“I asked Arthur Jemison, director of Detroit’s Housing & Revitalization office, about how many potential renters and buyers really want to move downtown. ‘I don’t think I’m worried about overbuilding yet but I think about that a lot,’ Jemison told me, suggesting that we may be another 500 or so units away from satisfying current market demand. If that’s true, then some of the planned projects may not fill up as fast as their developers hope.”

“I’m not suggesting we’re approaching the saturation point in downtown Detroit’s housing market. But downtown right now is bringing on new housing like sailors first coming ashore. Sooner or later, the free-wheeling fun cools off. We just don’t know if that will happen tomorrow or five years from now.”

The Wichita Eagle in Kansas. “Wichita apartment rental rates, already among the lowest in American cities, fell slightly over the past year, according to the Apartment List website. The median rent is $520 for a one-bedroom and $640 for a two-bedroom unit, down 1.5 percent from a year ago. Wichita has seen a flurry of apartment development in the past two years, with hundreds of new units, which tends to mean lower rents for a time.”

Bloomberg on New York. “There are a lot more apartments available for purchase these days in Manhattan. And fewer people are buying. Sales of previously owned condominiums and co-ops fell 20 percent in the third quarter from a year earlier as potential buyers grew cautious amid more choices, according to a report Tuesday from appraiser Miller Samuel Inc. and brokerage Douglas Elliman Real Estate. There were 5,290 resale apartments on the market at the end of September, 53 percent more than the number available in late 2013, the lowest point for listings.”

“Many sellers have yet to accept that they can no longer name any price, and the disconnect between their expectations and what buyers are willing to pay is contributing to the drop in overall sales, said Jonathan Miller, president of Miller Samuel. ‘We’re clearly seeing a slowdown,’ Miller said. ‘This era of aspirational pricing is coming to an end. Buyers get the message first.’”

The New York Times. “Financing commercial property has been local banks’ bread-and-butter business for years, but a postcrisis push for loan growth prompted regulatory warnings about lax lending standards, and small banks are now shying away from the market.

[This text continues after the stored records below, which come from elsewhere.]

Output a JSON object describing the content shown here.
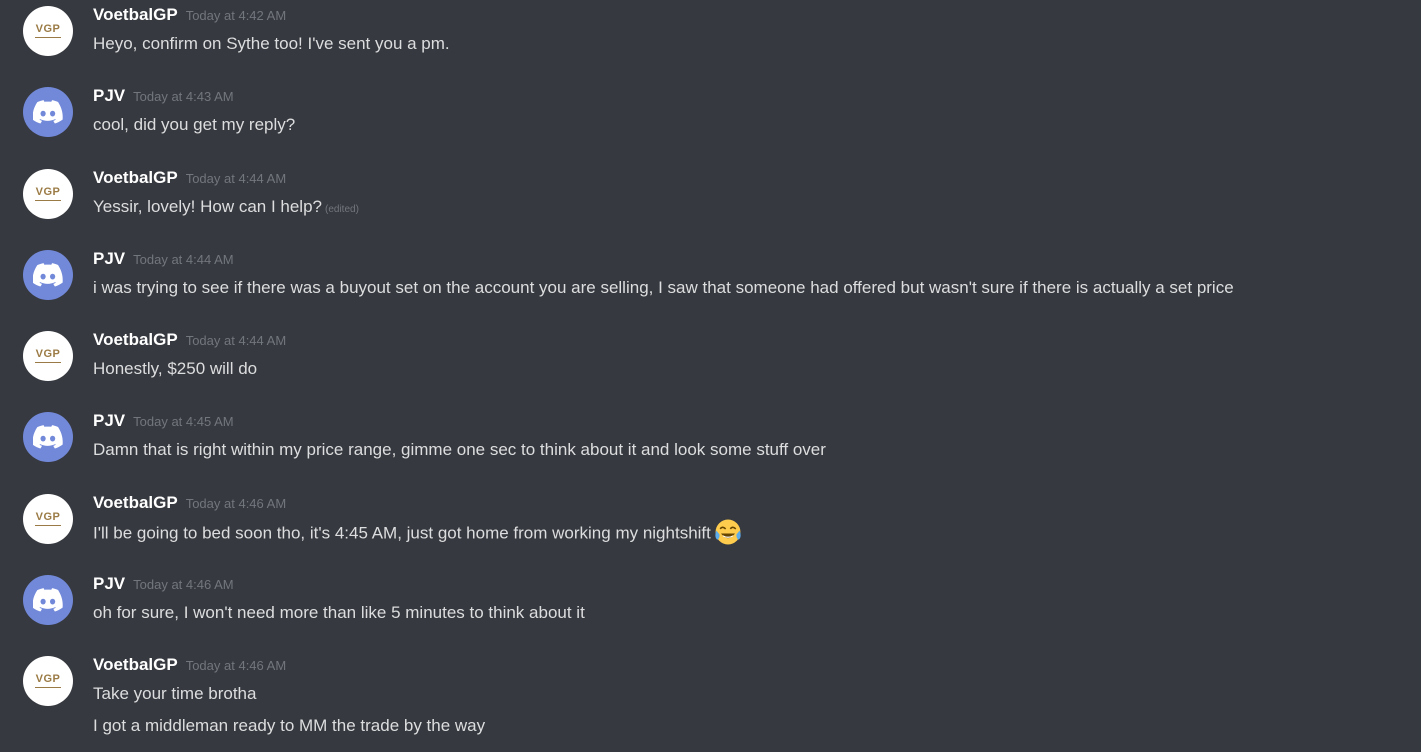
{
  "messages": [
    {
      "author": "VoetbalGP",
      "avatar_text": "VGP",
      "timestamp": "Today at 4:42 AM",
      "lines": [
        "Heyo, confirm on Sythe too! I've sent you a pm."
      ]
    },
    {
      "author": "PJV",
      "timestamp": "Today at 4:43 AM",
      "lines": [
        "cool, did you get my reply?"
      ]
    },
    {
      "author": "VoetbalGP",
      "avatar_text": "VGP",
      "timestamp": "Today at 4:44 AM",
      "lines": [
        "Yessir, lovely! How can I help?"
      ],
      "edited_label": "(edited)"
    },
    {
      "author": "PJV",
      "timestamp": "Today at 4:44 AM",
      "lines": [
        "i was trying to see if there was a buyout set on the account you are selling, I saw that someone had offered but wasn't sure if there is actually a set price"
      ]
    },
    {
      "author": "VoetbalGP",
      "avatar_text": "VGP",
      "timestamp": "Today at 4:44 AM",
      "lines": [
        "Honestly, $250 will do"
      ]
    },
    {
      "author": "PJV",
      "timestamp": "Today at 4:45 AM",
      "lines": [
        "Damn that is right within my price range, gimme one sec to think about it and look some stuff over"
      ]
    },
    {
      "author": "VoetbalGP",
      "avatar_text": "VGP",
      "timestamp": "Today at 4:46 AM",
      "lines": [
        "I'll be going to bed soon tho, it's 4:45 AM, just got home from working my nightshift"
      ],
      "emoji": "tears-of-joy-emoji"
    },
    {
      "author": "PJV",
      "timestamp": "Today at 4:46 AM",
      "lines": [
        "oh for sure, I won't need more than like 5 minutes to think about it"
      ]
    },
    {
      "author": "VoetbalGP",
      "avatar_text": "VGP",
      "timestamp": "Today at 4:46 AM",
      "lines": [
        "Take your time brotha",
        "I got a middleman ready to MM the trade by the way"
      ]
    }
  ],
  "colors": {
    "background": "#36393f",
    "username": "#ffffff",
    "timestamp": "#72767d",
    "message_text": "#dcddde",
    "discord_blurple": "#7289da",
    "vgp_gold": "#9b7b45"
  }
}
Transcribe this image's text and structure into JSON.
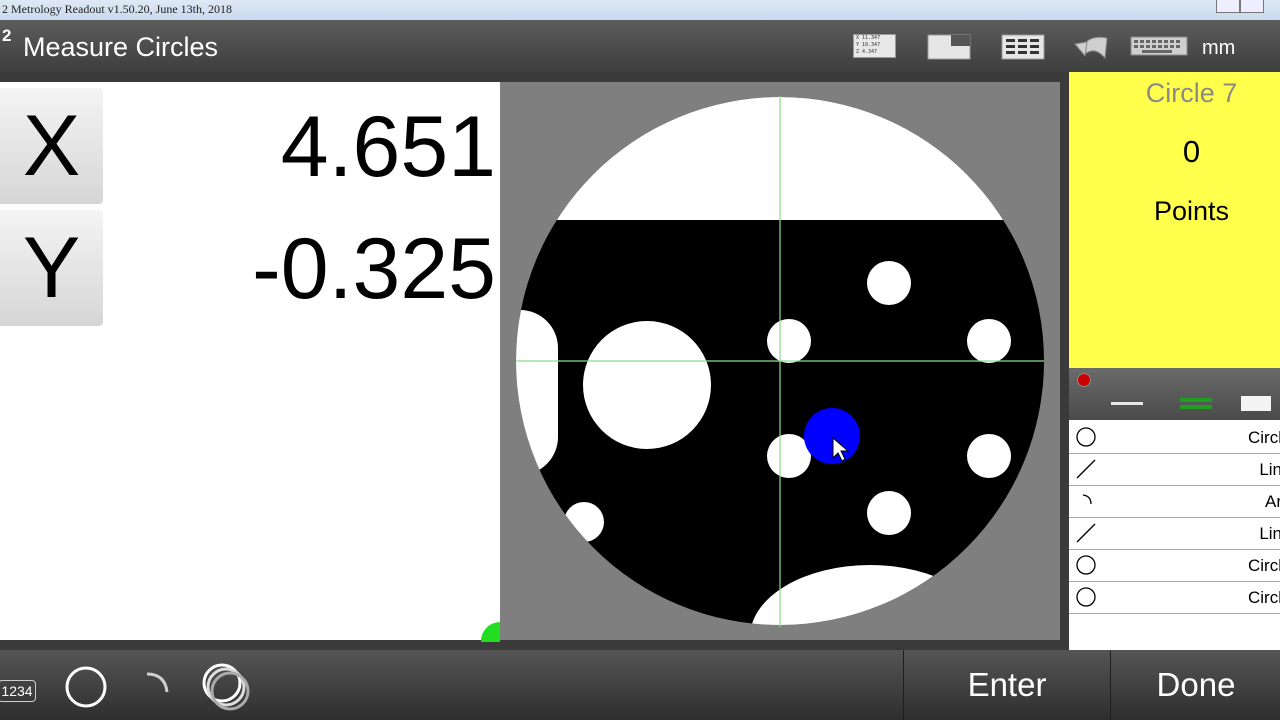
{
  "window": {
    "title": "2 Metrology Readout  v1.50.20, June 13th, 2018"
  },
  "header": {
    "step_number": "2",
    "title": "Measure Circles",
    "unit": "mm",
    "mini_readout": [
      "X 11.347",
      "Y 10.347",
      "Z 4.347"
    ]
  },
  "dro": {
    "axes": [
      {
        "label": "X",
        "value": "4.651"
      },
      {
        "label": "Y",
        "value": "-0.325"
      }
    ]
  },
  "feature": {
    "name": "Circle 7",
    "count": "0",
    "count_label": "Points"
  },
  "feature_list": {
    "items": [
      {
        "type": "circle",
        "label": "Circl"
      },
      {
        "type": "line",
        "label": "Lin"
      },
      {
        "type": "arc",
        "label": "Ar"
      },
      {
        "type": "line",
        "label": "Lin"
      },
      {
        "type": "circle",
        "label": "Circl"
      },
      {
        "type": "circle",
        "label": "Circl"
      }
    ]
  },
  "bottom": {
    "keypad_label": "1234",
    "enter_label": "Enter",
    "done_label": "Done"
  },
  "colors": {
    "feature_card": "#ffff4c",
    "crosshair": "#8fdc8f",
    "cursor_dot": "#0000ff",
    "status_dot": "#cc0000"
  }
}
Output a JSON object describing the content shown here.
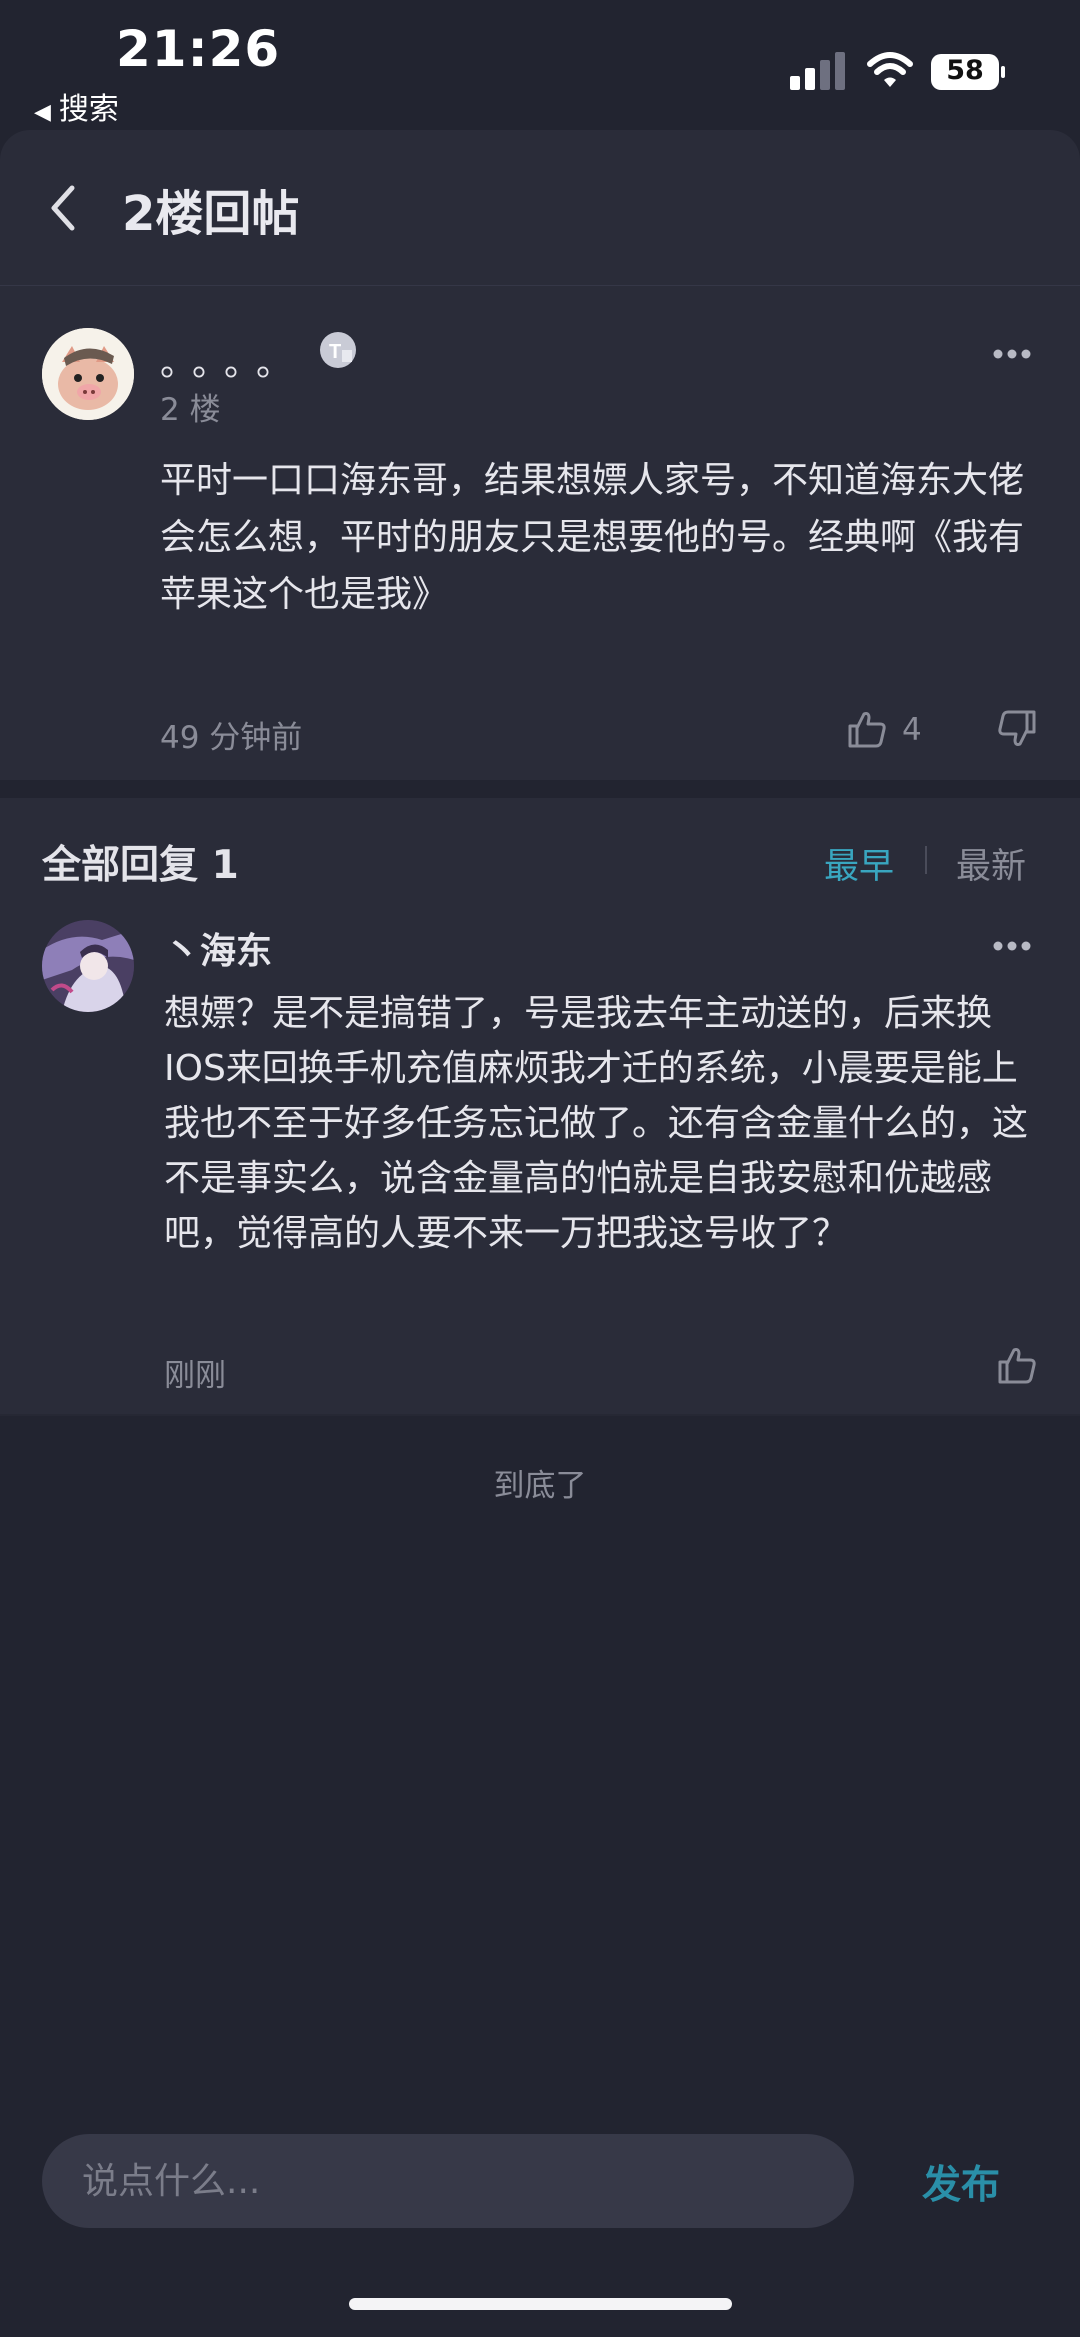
{
  "status_bar": {
    "time": "21:26",
    "back_app": "搜索",
    "battery": "58"
  },
  "header": {
    "title": "2楼回帖"
  },
  "post": {
    "username": "。。。。",
    "floor": "2 楼",
    "content": "平时一口口海东哥，结果想嫖人家号，不知道海东大佬会怎么想，平时的朋友只是想要他的号。经典啊《我有苹果这个也是我》",
    "time": "49 分钟前",
    "likes": "4"
  },
  "replies": {
    "title": "全部回复 1",
    "sort_earliest": "最早",
    "sort_newest": "最新",
    "items": [
      {
        "username": "丶海东",
        "content": "想嫖？是不是搞错了，号是我去年主动送的，后来换IOS来回换手机充值麻烦我才迁的系统，小晨要是能上我也不至于好多任务忘记做了。还有含金量什么的，这不是事实么，说含金量高的怕就是自我安慰和优越感吧，觉得高的人要不来一万把我这号收了？",
        "time": "刚刚"
      }
    ],
    "end_text": "到底了"
  },
  "composer": {
    "placeholder": "说点什么...",
    "publish_label": "发布"
  },
  "colors": {
    "accent": "#39a6c0",
    "background": "#222430",
    "card": "#2a2c39"
  }
}
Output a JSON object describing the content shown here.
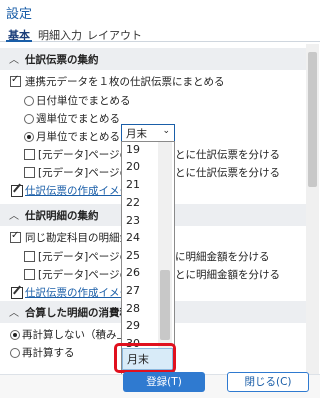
{
  "window": {
    "title": "設定"
  },
  "tabs": [
    {
      "label": "基本",
      "active": true
    },
    {
      "label": "明細入力",
      "active": false
    },
    {
      "label": "レイアウト",
      "active": false
    }
  ],
  "section1": {
    "header": "仕訳伝票の集約",
    "opt_merge": "連携元データを１枚の仕訳伝票にまとめる",
    "radio_daily": "日付単位でまとめる",
    "radio_weekly": "週単位でまとめる",
    "radio_monthly": "月単位でまとめる",
    "split1_a": "[元データ]ページの",
    "split1_b": "とに仕訳伝票を分ける",
    "split2_a": "[元データ]ページの",
    "split2_b": "とに仕訳伝票を分ける",
    "link": "仕訳伝票の作成イメー"
  },
  "section2": {
    "header": "仕訳明細の集約",
    "opt_same": "同じ勘定科目の明細金",
    "split1_a": "[元データ]ページの",
    "split1_b": "に明細金額を分ける",
    "split2_a": "[元データ]ページの",
    "split2_b": "とに明細金額を分ける",
    "link": "仕訳伝票の作成イメー"
  },
  "section3": {
    "header": "合算した明細の消費税",
    "radio_recalc_no": "再計算しない（積み上げ",
    "radio_recalc": "再計算する"
  },
  "select": {
    "value": "月末",
    "options": [
      "19",
      "20",
      "21",
      "22",
      "23",
      "24",
      "25",
      "26",
      "27",
      "28",
      "29",
      "30",
      "31",
      "月末"
    ],
    "selected": "月末"
  },
  "footer": {
    "register": "登録(T)",
    "close": "閉じる(C)"
  },
  "colors": {
    "accent": "#1a5ea8",
    "highlight": "#e0101e",
    "primary_button": "#2f7ad0"
  }
}
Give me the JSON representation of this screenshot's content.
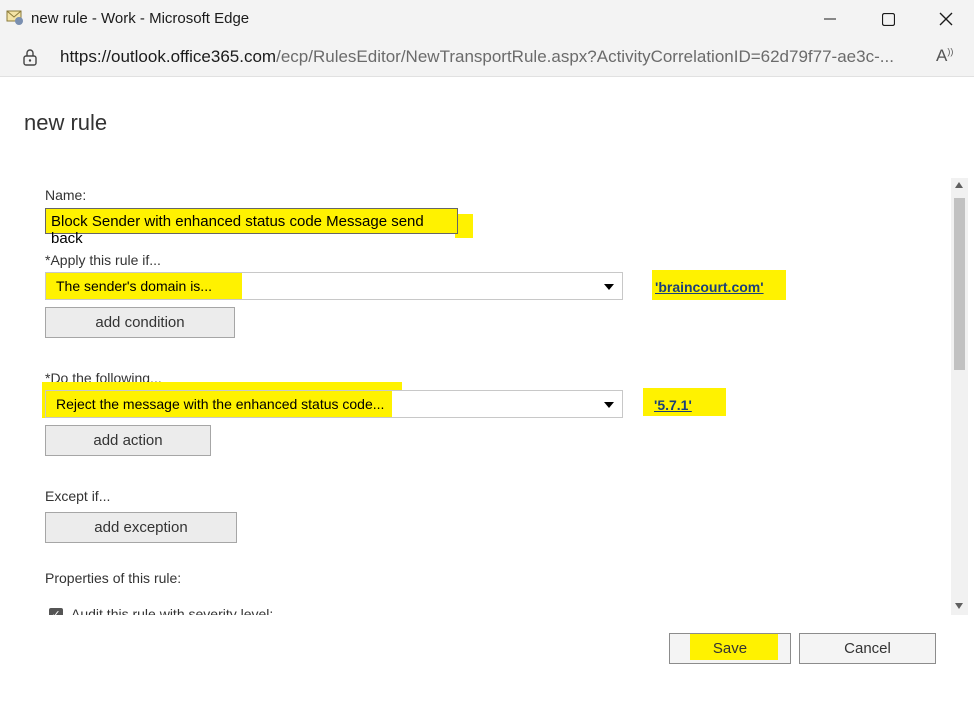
{
  "window": {
    "title": "new rule - Work - Microsoft Edge",
    "url_host": "https://outlook.office365.com",
    "url_path": "/ecp/RulesEditor/NewTransportRule.aspx?ActivityCorrelationID=62d79f77-ae3c-..."
  },
  "page": {
    "heading": "new rule"
  },
  "form": {
    "name_label": "Name:",
    "name_value": "Block Sender with enhanced status code Message send back",
    "apply_label": "*Apply this rule if...",
    "condition_value": "The sender's domain is...",
    "condition_link": "'braincourt.com'",
    "add_condition": "add condition",
    "do_label": "*Do the following...",
    "action_value": "Reject the message with the enhanced status code...",
    "action_link": "'5.7.1'",
    "add_action": "add action",
    "except_label": "Except if...",
    "add_exception": "add exception",
    "properties_label": "Properties of this rule:",
    "audit_label": "Audit this rule with severity level:"
  },
  "footer": {
    "save": "Save",
    "cancel": "Cancel"
  },
  "colors": {
    "highlight": "#fff200",
    "link": "#1a3f7a"
  }
}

A shakeout in commercial real estate is under way as some banks unwind or sell off the loans that are under regulators’ microscopes, and bankers say they are wary of making new loans.”

“Joseph J. Lebel III, chief lending officer of OceanFirst Bank in Toms River, N.J., has reviewed some of the commercial loans that other banks have put up for sale recently but decided not to buy any because they have weak loan terms and other features that point to aggressive underwriting.”